Dataset START

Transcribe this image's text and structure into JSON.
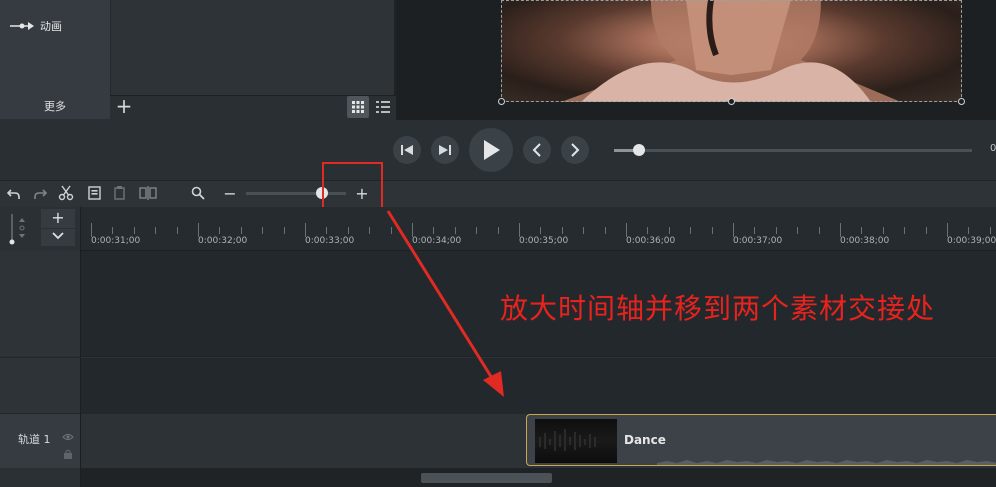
{
  "sidebar": {
    "item_label": "动画",
    "more_label": "更多",
    "add_symbol": "+"
  },
  "toolbar": {
    "zoom_out_symbol": "−",
    "zoom_in_symbol": "+",
    "zoom_level_percent": 75
  },
  "playback": {
    "scrub_value_fraction": 0.07,
    "scrub_partial_readout": "0"
  },
  "ruler": {
    "labels": [
      "0:00:31;00",
      "0:00:32;00",
      "0:00:33;00",
      "0:00:34;00",
      "0:00:35;00",
      "0:00:36;00",
      "0:00:37;00",
      "0:00:38;00",
      "0:00:39;00"
    ]
  },
  "track_side": {
    "plus_symbol": "+"
  },
  "tracks": {
    "track1_label": "轨道 1"
  },
  "clip": {
    "name": "Dance"
  },
  "annotation": {
    "text": "放大时间轴并移到两个素材交接处",
    "color": "#e8231e"
  }
}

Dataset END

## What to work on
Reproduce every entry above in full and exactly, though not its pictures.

## The completed task
Transcribe this image's text and structure into JSON.
{
  "sidebar": {
    "item_label": "动画",
    "more_label": "更多",
    "add_symbol": "+"
  },
  "toolbar": {
    "zoom_out_symbol": "−",
    "zoom_in_symbol": "+",
    "zoom_level_percent": 75
  },
  "playback": {
    "scrub_value_fraction": 0.07,
    "scrub_partial_readout": "0"
  },
  "ruler": {
    "labels": [
      "0:00:31;00",
      "0:00:32;00",
      "0:00:33;00",
      "0:00:34;00",
      "0:00:35;00",
      "0:00:36;00",
      "0:00:37;00",
      "0:00:38;00",
      "0:00:39;00"
    ]
  },
  "track_side": {
    "plus_symbol": "+"
  },
  "tracks": {
    "track1_label": "轨道 1"
  },
  "clip": {
    "name": "Dance"
  },
  "annotation": {
    "text": "放大时间轴并移到两个素材交接处",
    "color": "#e8231e"
  }
}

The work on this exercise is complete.